I also like the dichotomy between the concrete and metal on one side and the tree in the background. Urban minimalism.

Tuesday, June 20, 2017

Monochrome Texas Windmill


Stell Dich mitten in den Wind,
glaub an ihn und sei ein Kind -
laß den Sturm in Dich hinein
und versuche, gut zu sein!

Put yourself in the middle of the wind
believe in it and behave like a kid
let the storm embrace you
and try to be good!

German lyrics Wolfgang Borchert / translation by me









Saturday, June 10, 2017

Widow Skimmer Waiting For Prey

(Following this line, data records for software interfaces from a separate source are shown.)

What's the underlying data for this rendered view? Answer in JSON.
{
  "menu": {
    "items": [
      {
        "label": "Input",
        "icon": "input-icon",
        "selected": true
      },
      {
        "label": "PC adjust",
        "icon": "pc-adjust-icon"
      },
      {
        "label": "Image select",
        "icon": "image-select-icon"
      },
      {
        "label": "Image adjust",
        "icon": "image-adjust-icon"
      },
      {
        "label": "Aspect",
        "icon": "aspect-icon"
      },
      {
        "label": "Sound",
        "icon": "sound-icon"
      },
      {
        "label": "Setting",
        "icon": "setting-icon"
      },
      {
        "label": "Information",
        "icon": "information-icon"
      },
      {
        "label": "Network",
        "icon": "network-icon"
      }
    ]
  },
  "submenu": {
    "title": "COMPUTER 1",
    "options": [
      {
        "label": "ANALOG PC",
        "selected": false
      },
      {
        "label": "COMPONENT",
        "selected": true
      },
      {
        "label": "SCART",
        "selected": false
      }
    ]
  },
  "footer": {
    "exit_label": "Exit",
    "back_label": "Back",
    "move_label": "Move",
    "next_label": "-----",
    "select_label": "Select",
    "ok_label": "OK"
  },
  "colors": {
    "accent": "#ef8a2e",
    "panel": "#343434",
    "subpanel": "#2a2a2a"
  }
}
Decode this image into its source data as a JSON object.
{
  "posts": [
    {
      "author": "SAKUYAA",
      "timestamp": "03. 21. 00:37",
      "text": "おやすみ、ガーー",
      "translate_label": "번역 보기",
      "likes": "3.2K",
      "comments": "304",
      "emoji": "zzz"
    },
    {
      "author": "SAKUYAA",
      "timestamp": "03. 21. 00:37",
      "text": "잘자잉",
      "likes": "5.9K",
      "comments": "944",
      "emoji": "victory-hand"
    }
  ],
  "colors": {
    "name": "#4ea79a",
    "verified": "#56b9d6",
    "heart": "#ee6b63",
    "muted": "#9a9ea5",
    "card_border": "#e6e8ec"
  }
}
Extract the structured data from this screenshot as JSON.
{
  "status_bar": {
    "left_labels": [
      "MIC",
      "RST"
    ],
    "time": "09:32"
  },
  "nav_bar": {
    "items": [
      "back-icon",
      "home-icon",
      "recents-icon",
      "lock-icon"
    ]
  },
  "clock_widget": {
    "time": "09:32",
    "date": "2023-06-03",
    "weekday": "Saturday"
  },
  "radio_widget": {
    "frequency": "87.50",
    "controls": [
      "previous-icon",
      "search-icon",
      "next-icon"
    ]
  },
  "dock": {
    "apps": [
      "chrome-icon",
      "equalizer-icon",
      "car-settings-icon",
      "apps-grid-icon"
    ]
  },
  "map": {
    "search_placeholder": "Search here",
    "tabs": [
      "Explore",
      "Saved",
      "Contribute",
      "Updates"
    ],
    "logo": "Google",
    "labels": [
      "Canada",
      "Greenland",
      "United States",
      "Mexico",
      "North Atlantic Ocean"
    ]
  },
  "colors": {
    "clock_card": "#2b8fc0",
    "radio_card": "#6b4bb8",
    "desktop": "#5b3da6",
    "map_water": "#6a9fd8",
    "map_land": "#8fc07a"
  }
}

Widow Skimmer (Libellula luctuosa) belongs to the group of dragonflies known as king skimmers. The nymphs live in the water, molting and growing until they are ready to emerge from the water and then molting a final time to reveal their wings. Even though we don't have standing water on our property, the little marsh obviously was wet enough to give us a Widow Skimmer.

This is still a male youngster - adults have a steely blue body area, but juveniles are yellow with brown stripes.
I hope to see many more, as they normally prey on mosquitoes.





Friday, February 17, 2017

Young Pine Cone


There are at least three dozen different pines all over the United States. Not exactly sure what I found here on the side of an urban road, but the growth of young pine cone fascinated me. Also with the import of foreign species for landscaping purposes I'm not even sure if it would be a domestic US pine or if the "shrubbery" is actually from Asia or from Mexico. As far as I can tell the bundle of needles is two hold together by the sheath.
Not being a biologist I also have no clue, if these are female or male parts. Maybe somebody of the readers could share some insight.




Thursday, February 16, 2017

I Hear The Train A-Comin'


On my first visit to the US, I was staying with a friend who lived close to the railroad tracks. During the night a train was approaching and honked his horn because of a nearby unsecured grade-level crossing. Man, I never woke up that fast at 3am in the middle of one of my R.E.M. phases. I mean I was standing next to the bed wondering what just happened to me. Growing up, I was used to a mere loud whistle, but that intensity could have woken a dead man!
The next morning over coffee, I asked my friend about the trains and he shrugged his shoulders and said, that he can't hear them anymore when they are driving by at night. Well since then, train horns became part of my life, wherever I lived, I was able to hear "short short long short" outbursts of air. Sometimes from a distance, sometimes closer to the tracks.
Trains fascinated me since my early childhood, when my grandfather took me to watch trains passing the big train bridge leading them into my hometown and the love never subdued. Recently we stumbled upon some special locomotives of a small local railroad, in yellow and blue livery. And that's where I took the picture of the train chimes as they are also called. I loved the minimal approach with the blue sky behind the horns.
And no, I did not know that there are that many different manufacturers of horns and that they all chime for a free-passing in different tones, till I stumbled upon the video below.